(Excerpts from a dataset)

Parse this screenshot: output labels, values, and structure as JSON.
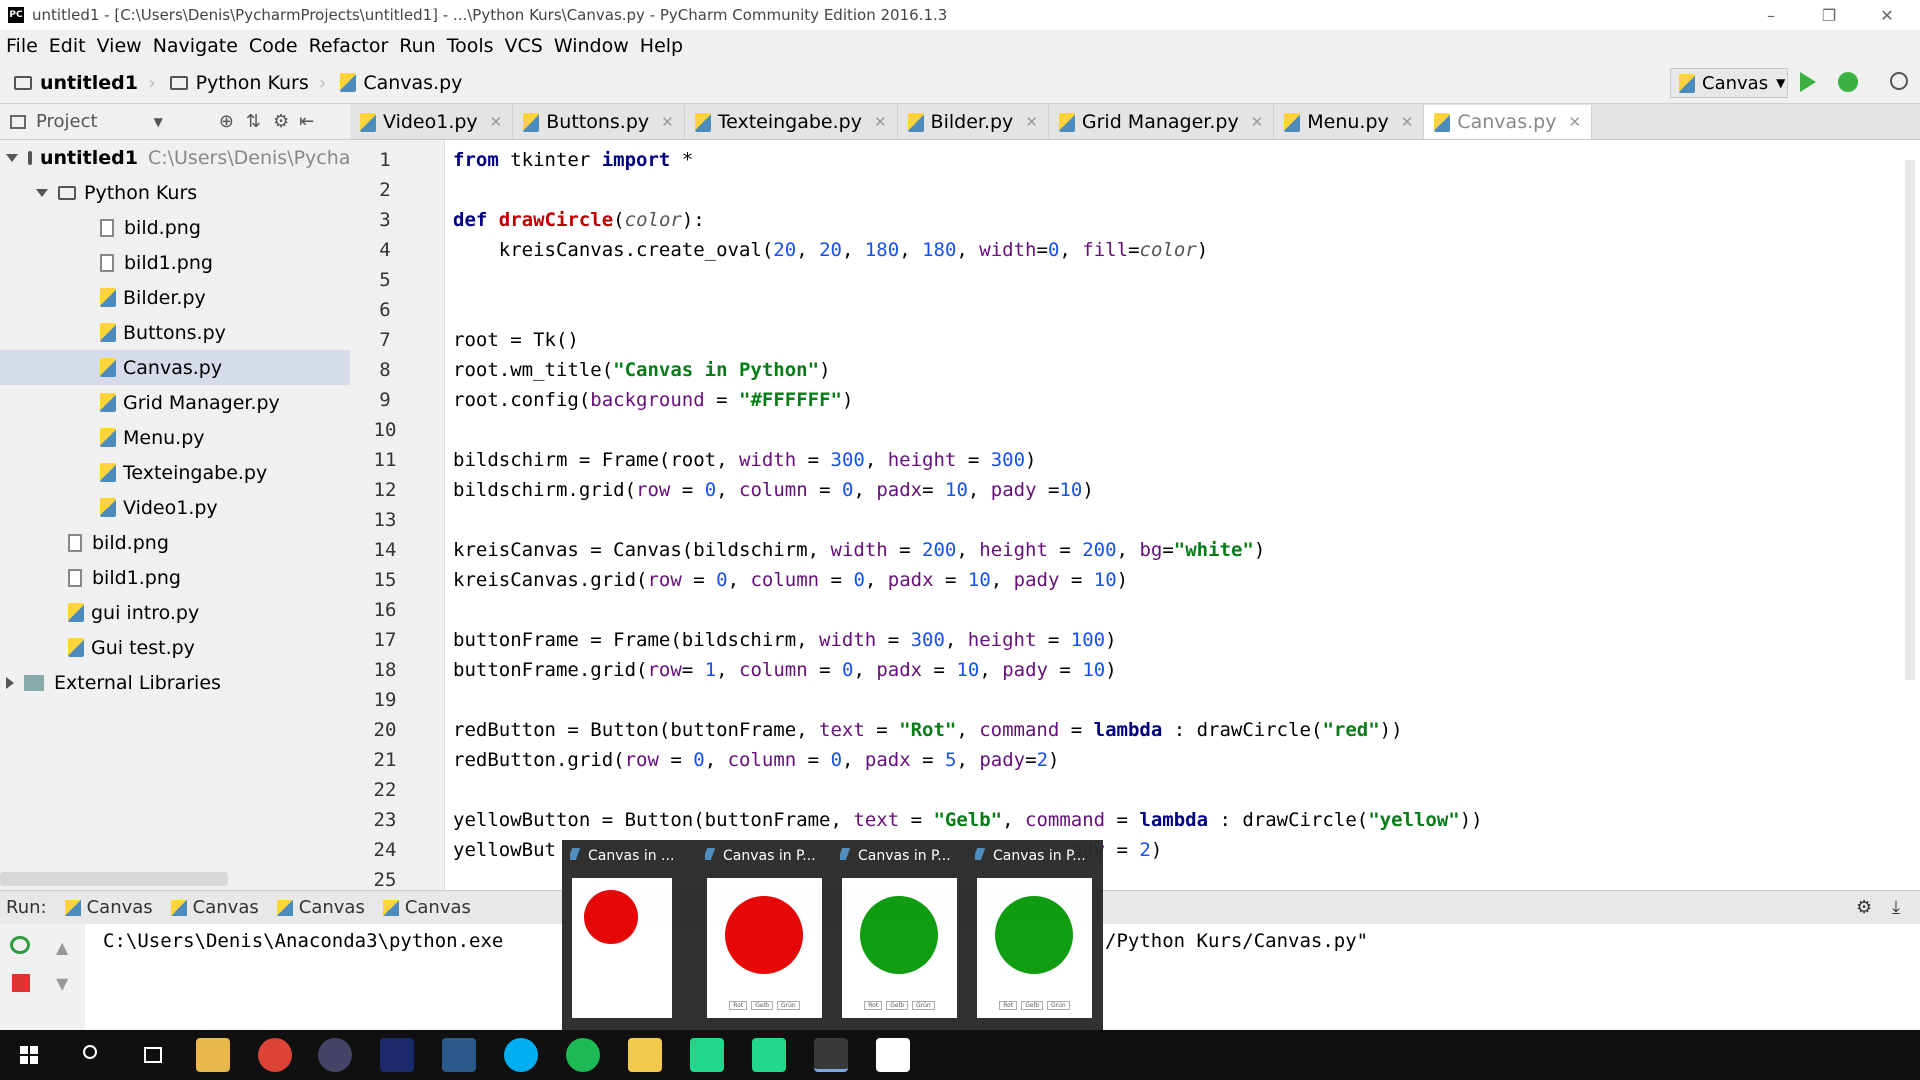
{
  "window": {
    "title": "untitled1 - [C:\\Users\\Denis\\PycharmProjects\\untitled1] - ...\\Python Kurs\\Canvas.py - PyCharm Community Edition 2016.1.3",
    "icon_label": "PC"
  },
  "menu": [
    "File",
    "Edit",
    "View",
    "Navigate",
    "Code",
    "Refactor",
    "Run",
    "Tools",
    "VCS",
    "Window",
    "Help"
  ],
  "breadcrumb": [
    "untitled1",
    "Python Kurs",
    "Canvas.py"
  ],
  "run_config": "Canvas",
  "project_label": "Project",
  "tabs": [
    {
      "label": "Video1.py",
      "active": false
    },
    {
      "label": "Buttons.py",
      "active": false
    },
    {
      "label": "Texteingabe.py",
      "active": false
    },
    {
      "label": "Bilder.py",
      "active": false
    },
    {
      "label": "Grid Manager.py",
      "active": false
    },
    {
      "label": "Menu.py",
      "active": false
    },
    {
      "label": "Canvas.py",
      "active": true
    }
  ],
  "tree": {
    "root_name": "untitled1",
    "root_path": "C:\\Users\\Denis\\Pycha",
    "folder": "Python Kurs",
    "folder_files": [
      "bild.png",
      "bild1.png",
      "Bilder.py",
      "Buttons.py",
      "Canvas.py",
      "Grid Manager.py",
      "Menu.py",
      "Texteingabe.py",
      "Video1.py"
    ],
    "root_files": [
      "bild.png",
      "bild1.png",
      "gui intro.py",
      "Gui test.py"
    ],
    "external": "External Libraries"
  },
  "line_numbers": [
    "1",
    "2",
    "3",
    "4",
    "5",
    "6",
    "7",
    "8",
    "9",
    "10",
    "11",
    "12",
    "13",
    "14",
    "15",
    "16",
    "17",
    "18",
    "19",
    "20",
    "21",
    "22",
    "23",
    "24",
    "25"
  ],
  "run": {
    "label": "Run:",
    "tabs": [
      "Canvas",
      "Canvas",
      "Canvas",
      "Canvas"
    ],
    "output_left": "C:\\Users\\Denis\\Anaconda3\\python.exe",
    "output_right": "/Python Kurs/Canvas.py\""
  },
  "thumbnails": [
    {
      "title": "Canvas in ...",
      "color": "#e60000"
    },
    {
      "title": "Canvas in P...",
      "color": "#e60000"
    },
    {
      "title": "Canvas in P...",
      "color": "#0a9a0a"
    },
    {
      "title": "Canvas in P...",
      "color": "#0a9a0a"
    }
  ],
  "thumb_buttons": [
    "Rot",
    "Gelb",
    "Grün"
  ]
}
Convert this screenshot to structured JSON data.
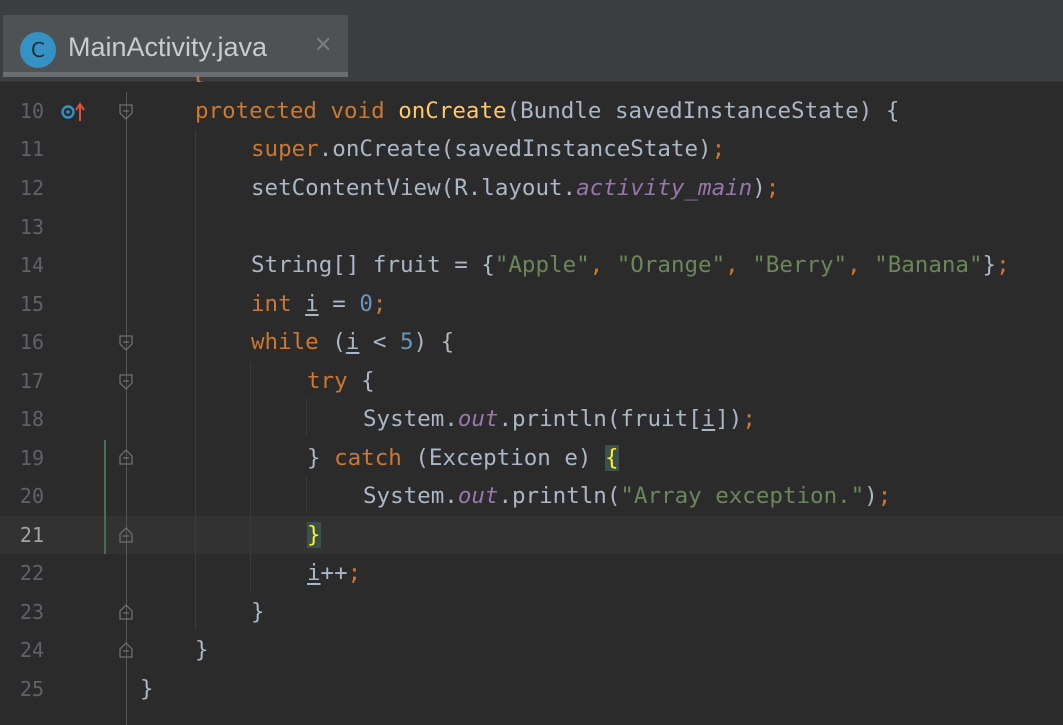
{
  "tab": {
    "icon_letter": "C",
    "title": "MainActivity.java",
    "close": "✕"
  },
  "editor": {
    "current_line": 21,
    "lines": [
      {
        "number": "10"
      },
      {
        "number": "11"
      },
      {
        "number": "12"
      },
      {
        "number": "13"
      },
      {
        "number": "14"
      },
      {
        "number": "15"
      },
      {
        "number": "16"
      },
      {
        "number": "17"
      },
      {
        "number": "18"
      },
      {
        "number": "19"
      },
      {
        "number": "20"
      },
      {
        "number": "21"
      },
      {
        "number": "22"
      },
      {
        "number": "23"
      },
      {
        "number": "24"
      },
      {
        "number": "25"
      }
    ],
    "tokens": {
      "l10": {
        "protected": "protected",
        "void": "void",
        "method": "onCreate",
        "params": "(Bundle savedInstanceState) {"
      },
      "l11": {
        "super": "super",
        "call": ".onCreate(savedInstanceState)",
        "semi": ";"
      },
      "l12": {
        "call": "setContentView(R.layout.",
        "field": "activity_main",
        "close": ")",
        "semi": ";"
      },
      "l14": {
        "decl": "String[] fruit = {",
        "s1": "\"Apple\"",
        "c1": ", ",
        "s2": "\"Orange\"",
        "c2": ", ",
        "s3": "\"Berry\"",
        "c3": ", ",
        "s4": "\"Banana\"",
        "end": "}",
        "semi": ";"
      },
      "l15": {
        "int": "int",
        "var": "i",
        "eq": " = ",
        "num": "0",
        "semi": ";"
      },
      "l16": {
        "while": "while",
        "open": " (",
        "var": "i",
        "lt": " < ",
        "num": "5",
        "close": ") {"
      },
      "l17": {
        "try": "try",
        "brace": " {"
      },
      "l18": {
        "sys": "System.",
        "out": "out",
        "println": ".println(fruit[",
        "var": "i",
        "close": "])",
        "semi": ";"
      },
      "l19": {
        "rbrace": "} ",
        "catch": "catch",
        "params": " (Exception e) ",
        "brace": "{"
      },
      "l20": {
        "sys": "System.",
        "out": "out",
        "println": ".println(",
        "str": "\"Array exception.\"",
        "close": ")",
        "semi": ";"
      },
      "l21": {
        "brace": "}"
      },
      "l22": {
        "var": "i",
        "inc": "++",
        "semi": ";"
      },
      "l23": {
        "brace": "}"
      },
      "l24": {
        "brace": "}"
      },
      "l25": {
        "brace": "}"
      }
    }
  }
}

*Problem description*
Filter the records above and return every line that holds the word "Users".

*Written answer*
    "title": "untitled1 - [C:\\Users\\Denis\\PycharmProjects\\untitled1] - ...\\Python Kurs\\Canvas.py - PyCharm Community Edition 2016.1.3",
    "root_path": "C:\\Users\\Denis\\Pycha",
    "output_left": "C:\\Users\\Denis\\Anaconda3\\python.exe",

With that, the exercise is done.